When we are on a journey, our fellow travelers are as important as the destination and the places we visit along the way. For my first visit to Greece, I had excellent travel companions and wonderful hosts.
We spent a week in Samos, chosen so I could attend a writing workshop with Patricia Volonakis Davis. We explored our surroundings, bonded with our travel companions, told and listened to stories, laughed a lot, and finally said a very long good-bye (Italian style, the one that is interrupted only by circumstances beyond our control, like the arrival of the taxi for the airport).
Our next meeting is a matter of when, not if.
Samos is a large island in the eastern Aegean Sea (Mar Egeo), hugged by Turkey on the east. It is a verdant island: the greens on its hills and mountains include the silvery green of olive tree leaves (foglie di olivo), the bright green of grape leaves (foglie di vite) already touched by the golden brush of fall this time of the year, the threadlike green of pine needles (aghi di pino).
We stayed in Karlovasi, on the north coast. What I saw in terms of architecture was different from what I expected based on images of other islands: I liked the surprise.
One characteristic that particularly inspired me was the juxtaposition of elegant neoclassical buildings, like the one in the photo above, resplendent in the brilliant Mediterranean sun
and buildings in the same style showing on their stately face lines caused by age and worry.
I was fascinated by doors as well, and I had plenty of opportunities to feed such fascination.
The old tanneries (concerie), to which a museum is dedicated, were another unexpected gift to my inquiring eyes.
"Between 1880-1930, leather production & trading was a growing industry. In Karlovasi, 50 local businesses flourished. Today, only remnants of these structures exist along the coastal road in and around the Riva area."

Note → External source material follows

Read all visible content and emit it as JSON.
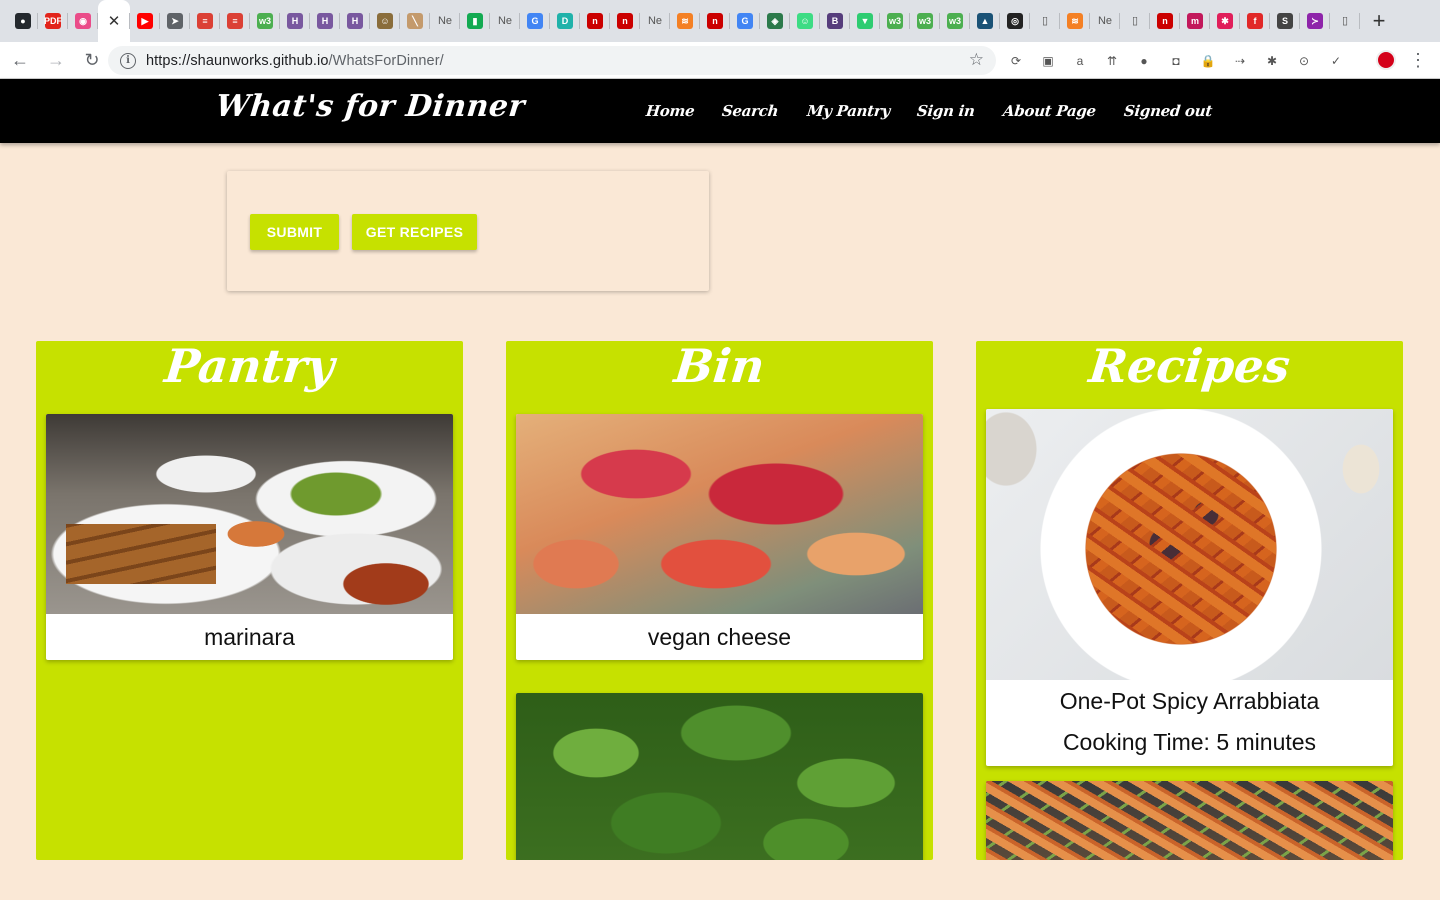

The intense blue of the Mediterranean Sea is reflected in the color of the domes (cupole) of many of the churches that dot towns and villages. The one that beckoned me from the evening we arrived is called Agia Triada (Holy Trinity). We climbed the hill to visit it one afternoon to enjoy the view from it (the land mass on the horizon is Turkey), then walked further uphill to reach Agios Antonios (St. Anthony's) Cave.
Every morning, the female travelers gathered around a table and talked about their unifying passion: writing — fiction in some cases, memoir in others — and shared the results of the time spent toiling and smiling over notebooks and keyboards soothed by Mediterranean waves and wind.
Most evenings, before dinner, I jogged west along the shore, past Karlovasi harbor (porto), to Potami Beach, above which the temple of Metamorfosis — the oldest church of Samos, built in the 11th century over the remains of an ancient Greek temple — hugs the visitor in a small, sacred space that invites the eyes to look skyward.
Shades of green and shades of blue — the deep blue of the sea, the bright blue of the sky, the smiling blue of church domes , doors and shutters — are some of the souvenirs I brought back from Samos.
Click on the button to hear me pronounce the Italian words mentioned in the post:
or launch the cartolina da Samo audio file [mp3].
[Depending on your set-up, the audio file will be played within the browser or by your mp3 player application. Please, contact me if you encounter any problems.]